In some sense Løkkegaard’s pictures were like those that used to adorn student dormitories in the 1990s, where if you stared long enough into the pixilated mass a new kinetic energy emerged, swaying the picture from side to side in waves or throwing up secondary images hidden to the naked eye. The constituent parts in Løkkegaard’s pieces – the pixels, the instruments – were often sonically concealed or obscured, leaving space for a new reality to take root. Maybe the ‘ensemble’ of recorders never existed in the first place.
Løkkegaard’s return to such pure sound was hypnotizing and extremely moving if you had the courage to focus on it
Løkkegaard’s return to such pure sound was hypnotizing and extremely moving if you had the courage to focus on it. But on another level, the recorders and high-hats presented good old-fashioned Nordic nature music: a canopied forest of birds from the former, a rainfall that becomes more and more intense (just when you don’t think it can) from the latter. The ritualistic performance – part Reich, part Pärt, part Parsifal (the hi-hatters appeared like an order of monks) – referenced rituals of both concert hall and church.
But there were issues nagging away at Løkkegaard’s piece, not least its debt to so many similar post-minimalist endeavors and the presumption that the composer must now reverse out of this particular technical cul-de-sac and find a entirely different path to explore.
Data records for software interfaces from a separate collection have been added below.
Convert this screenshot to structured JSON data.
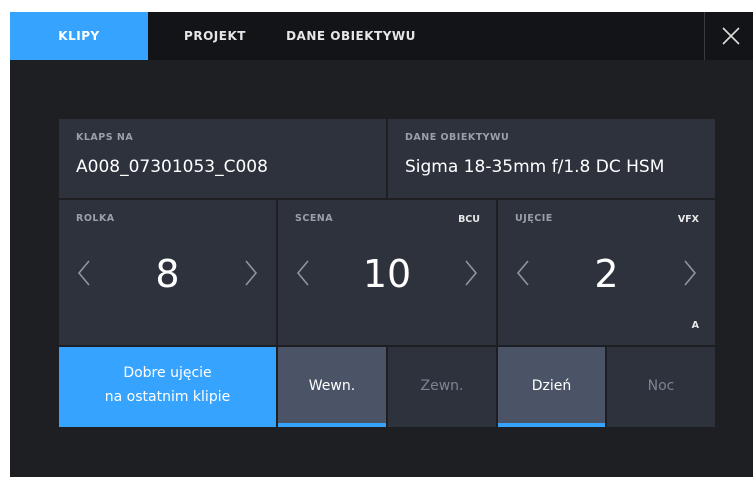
{
  "tabs": [
    "KLIPY",
    "PROJEKT",
    "DANE OBIEKTYWU"
  ],
  "klaps": {
    "label": "KLAPS NA",
    "value": "A008_07301053_C008"
  },
  "dane": {
    "label": "DANE OBIEKTYWU",
    "value": "Sigma 18-35mm f/1.8 DC HSM"
  },
  "rolka": {
    "label": "ROLKA",
    "value": "8"
  },
  "scena": {
    "label": "SCENA",
    "tag": "BCU",
    "value": "10"
  },
  "ujecie": {
    "label": "UJĘCIE",
    "tag": "VFX",
    "value": "2",
    "sub": "A"
  },
  "good_take": {
    "line1": "Dobre ujęcie",
    "line2": "na ostatnim klipie"
  },
  "location": {
    "interior": "Wewn.",
    "exterior": "Zewn.",
    "selected": "interior"
  },
  "time_of_day": {
    "day": "Dzień",
    "night": "Noc",
    "selected": "day"
  },
  "colors": {
    "accent": "#36a3ff",
    "panel": "#2d323c",
    "background": "#1e1f23",
    "tabbar": "#131417",
    "selected_toggle": "#4b5466"
  }
}
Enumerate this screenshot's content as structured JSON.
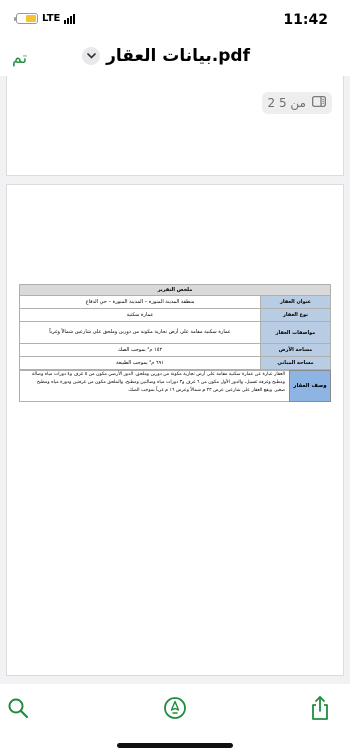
{
  "status_bar": {
    "time": "11:42",
    "network": "LTE",
    "battery_level": 0.55,
    "battery_color": "#f4c430"
  },
  "nav": {
    "done_label": "تم",
    "title": "بيانات العقار.pdf",
    "title_menu_icon": "chevron-down-icon",
    "accent_color": "#1e8e3e"
  },
  "page_counter": {
    "text": "2 من 5",
    "icon": "sidebar-icon"
  },
  "report": {
    "heading": "ملخص التقرير",
    "rows": [
      {
        "label": "عنوان العقار",
        "value": "منطقة المدينة المنورة – المدينة المنورة – حي الدفاع"
      },
      {
        "label": "نوع العقار",
        "value": "عمارة سكنية"
      },
      {
        "label": "مواصفات العقار",
        "value": "عمارة سكنية مقامة على أرض تجارية مكونة من دورين وملحق على شارعين شمالاً وغرباً"
      },
      {
        "label": "مساحة الأرض",
        "value": "١٥٢ م² بموجب الصك"
      },
      {
        "label": "مساحة المباني",
        "value": "٦٩١ م² بموجب الطبيعة"
      }
    ],
    "description_label": "وصف العقار",
    "description": "العقار عبارة عن عمارة سكنية مقامة على أرض تجارية مكونة من دورين وملحق. الدور الأرضي مكون من ٥ غرف و٤ دورات مياه وصالة ومطبخ وغرفة غسيل، والدور الأول مكون من ٦ غرف و٣ دورات مياه وصالتين ومطبخ، والملحق مكون من غرفتين ودورة مياه ومطبخ صغير. ويقع العقار على شارعين عرض ٢٣ م شمالاً وعرض ١٦ م غرباً بموجب الصك.",
    "header_color": "#d9d9d9",
    "label_color": "#b8cce4",
    "description_label_color": "#8db4e2"
  },
  "toolbar": {
    "search_icon": "search-icon",
    "markup_icon": "markup-pen-icon",
    "share_icon": "share-icon"
  }
}
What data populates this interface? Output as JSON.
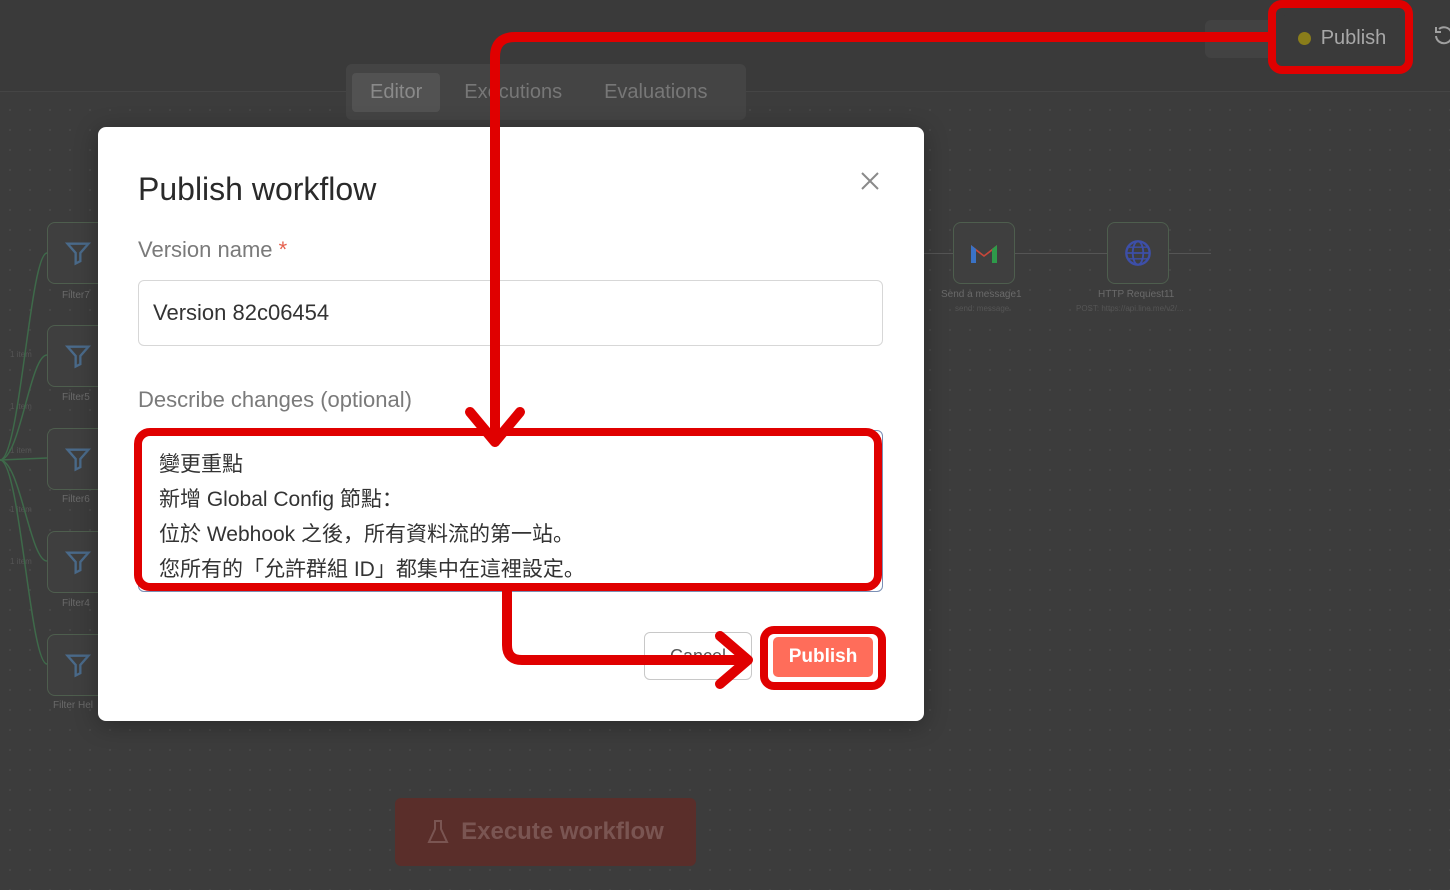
{
  "header": {
    "publish_label": "Publish",
    "history_icon": "history-icon",
    "tabs": [
      {
        "label": "Editor",
        "active": true
      },
      {
        "label": "Executions",
        "active": false
      },
      {
        "label": "Evaluations",
        "active": false
      }
    ]
  },
  "canvas": {
    "filter_nodes": [
      {
        "label": "Filter7"
      },
      {
        "label": "Filter5"
      },
      {
        "label": "Filter6"
      },
      {
        "label": "Filter4"
      },
      {
        "label": "Filter Hel"
      }
    ],
    "edge_labels": [
      "1 item",
      "1 item",
      "1 item",
      "1 item",
      "1 item"
    ],
    "send_node": {
      "label": "Send a message1",
      "sub": "send: message",
      "icon": "gmail-icon"
    },
    "http_node": {
      "label": "HTTP Request11",
      "sub": "POST: https://api.line.me/v2/...",
      "icon": "globe-icon"
    },
    "execute_label": "Execute workflow",
    "execute_icon": "flask-icon"
  },
  "modal": {
    "title": "Publish workflow",
    "version_label": "Version name",
    "required_mark": "*",
    "version_value": "Version 82c06454",
    "changes_label": "Describe changes (optional)",
    "changes_value": "變更重點\n新增 Global Config 節點：\n位於 Webhook 之後，所有資料流的第一站。\n您所有的「允許群組 ID」都集中在這裡設定。",
    "cancel_label": "Cancel",
    "publish_label": "Publish"
  },
  "colors": {
    "annotation_red": "#e00000",
    "publish_accent": "#ff6d5a",
    "status_dot": "#8a7d1a"
  }
}
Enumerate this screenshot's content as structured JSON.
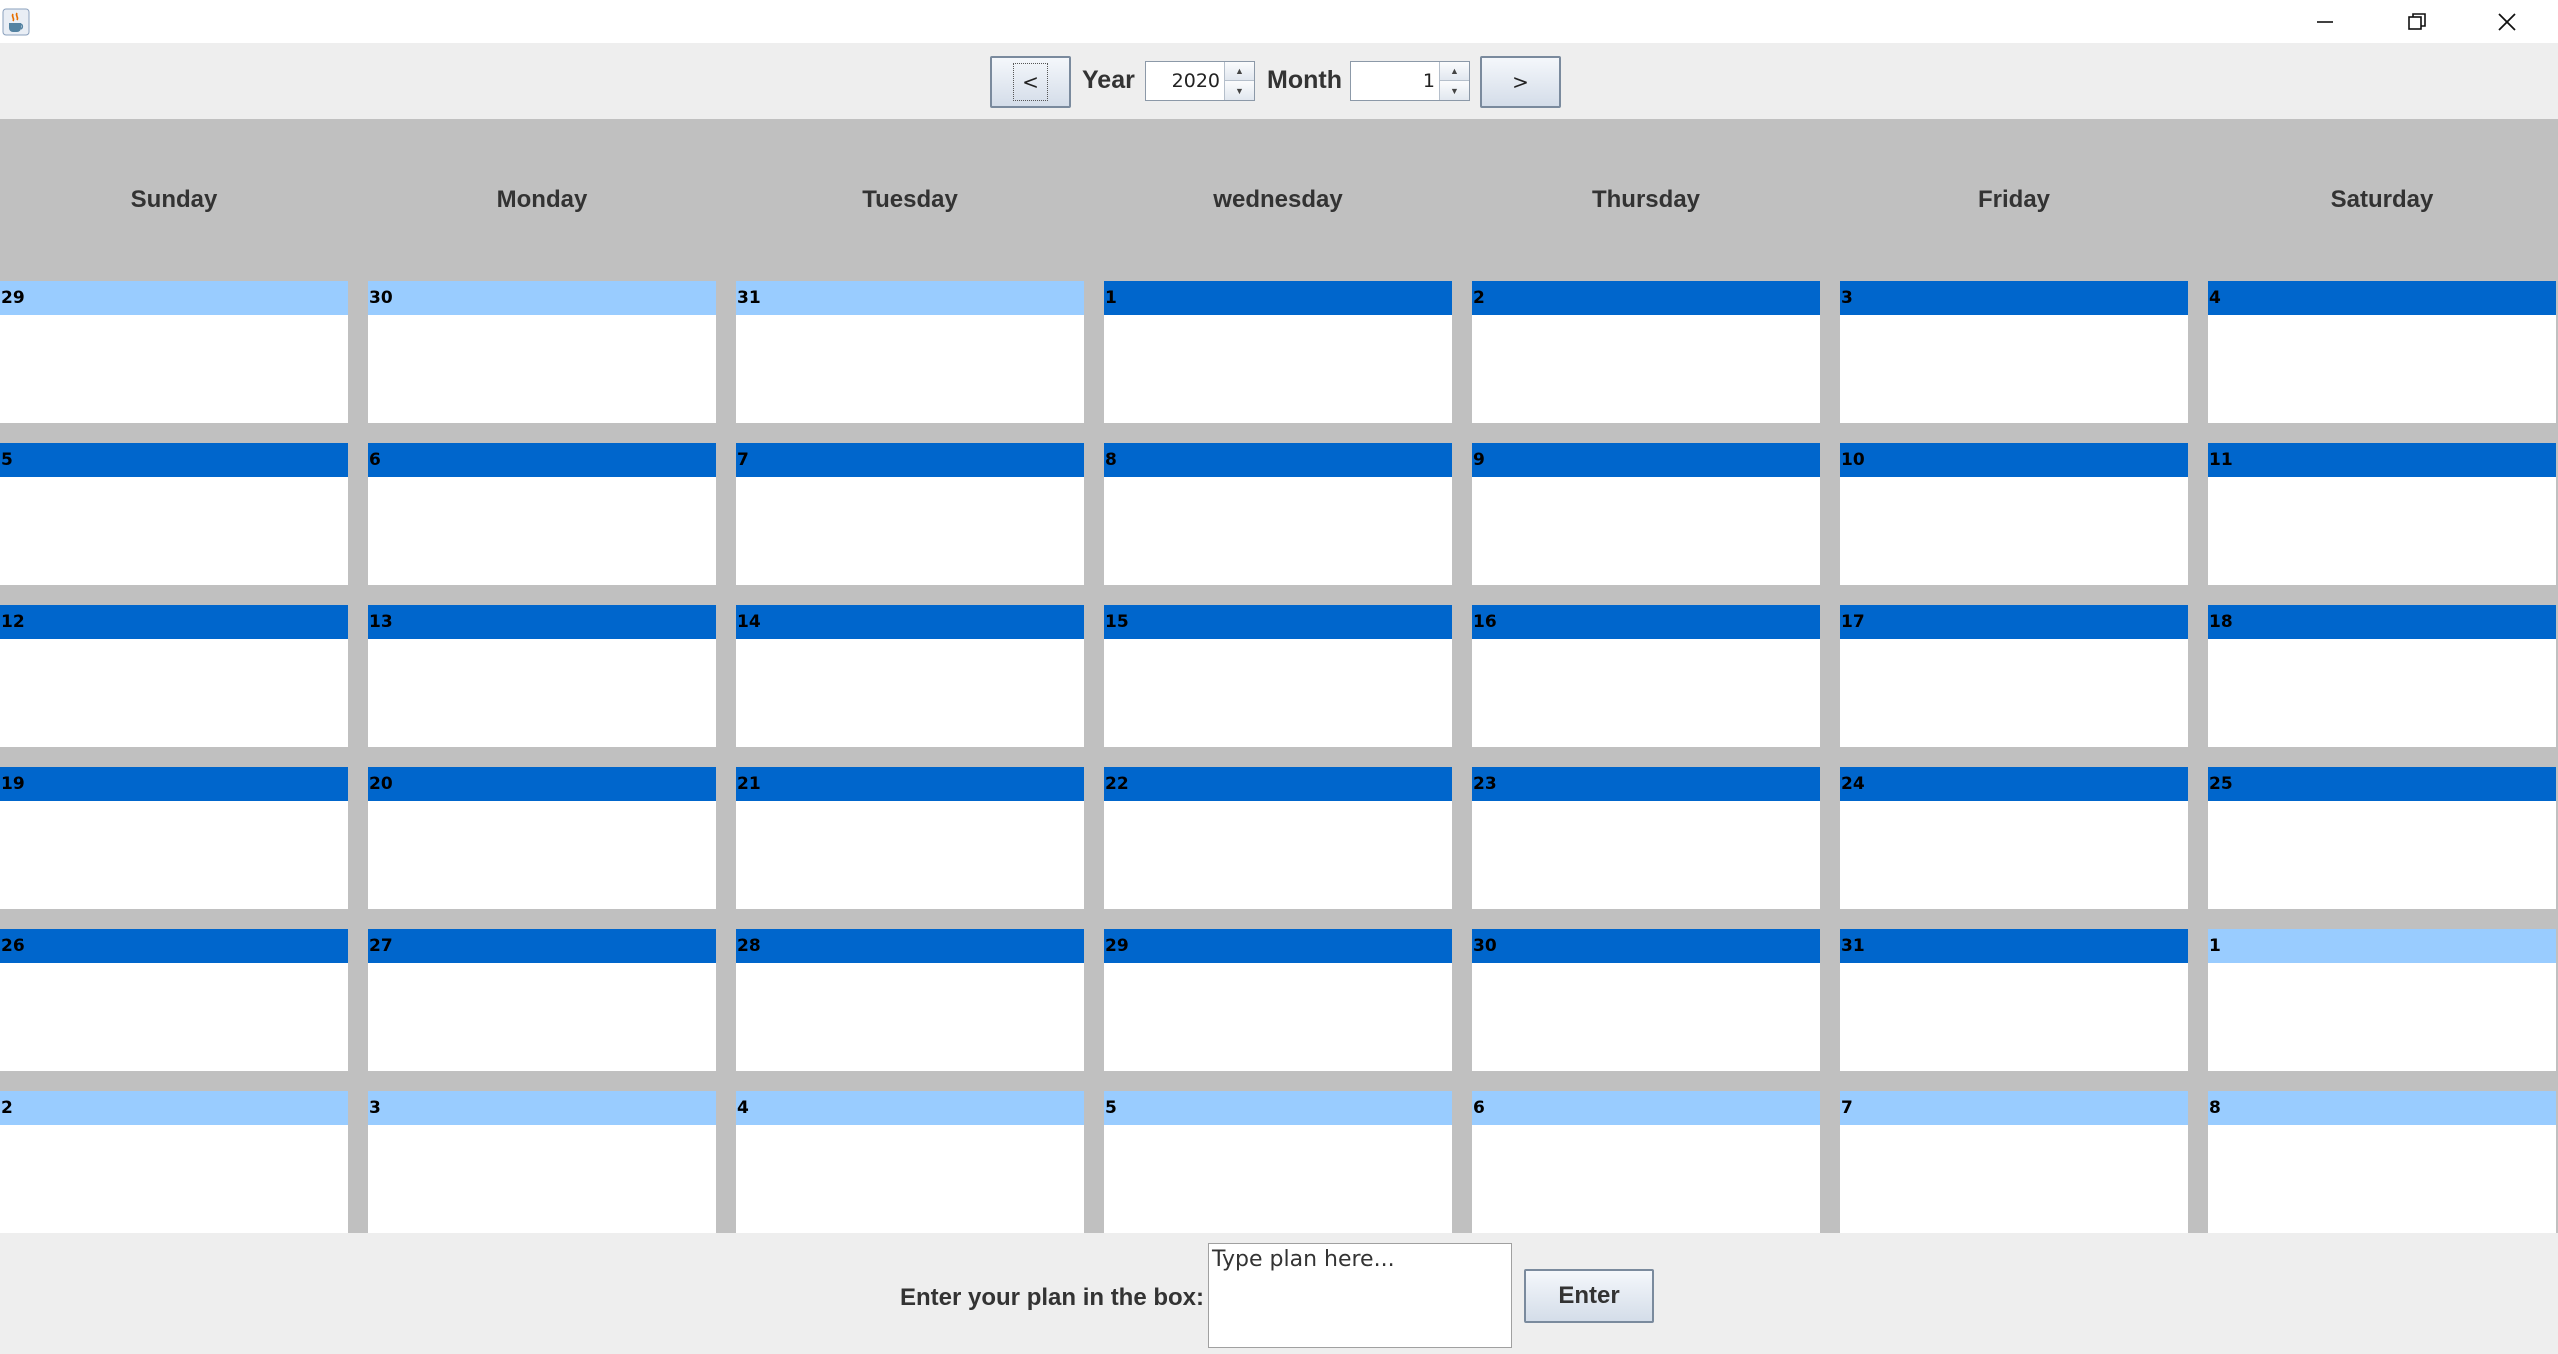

That doesn’t change the fact that the writing in each slice of SOUND X SOUND (with the possible exception of the more incidental and sonically arid Music for 30 Chromatic Tuners) was technically very impressive. We know as much because these pieces showed their workings. And Løkkegard can work his crowd like the best of them. His little thickening-ups, his sudden collapses and silences, his strict adherence to extremely limited cells of notes and his extraordinary yet somehow totally obvious way with structure proved it. As he ‘conducted’, I sensed he was masterminding each piece’s huge roll of sound according to the response of the audience. But it may be that, like Bruckner’s, their mountainous rising and falling was pre-ordained.
Take yet another step back, and that sense of structure appeared to work on a good number of levels – not least Løkkegaard’s alternating of pitched with non-pitched instruments and, within that, instruments with an entirely different biology to one other: the avian breath of recorders; the earthy patter of the hi-hats; the colossal subterranean congestion of twenty bass clarinets writhing low in their registers; the entirely un-natural, mechanical sound of the massed triangles. Each, of course, takes on entirely different characteristics when ‘massed’ rather that alone.
There’s no such thing as ensemble, just sounds joined by other sounds – and then abandoned by them
As it happened, the entire show ended with one man banging fiercely on a single triangle like a human fire alarm, willing us all to leave the room. The man’s once-jangling colleagues, now silent, mostly stared at their feet. Few expressed solidarity or even acknowledged that the piece was continuing. Forget that reliance we had before, they might have been saying; now you’re on your own. There’s no such thing as ensemble, just sounds joined by other sounds – and then abandoned by them. If one should lean over and rest on your shoulder, enjoy it while it lasts.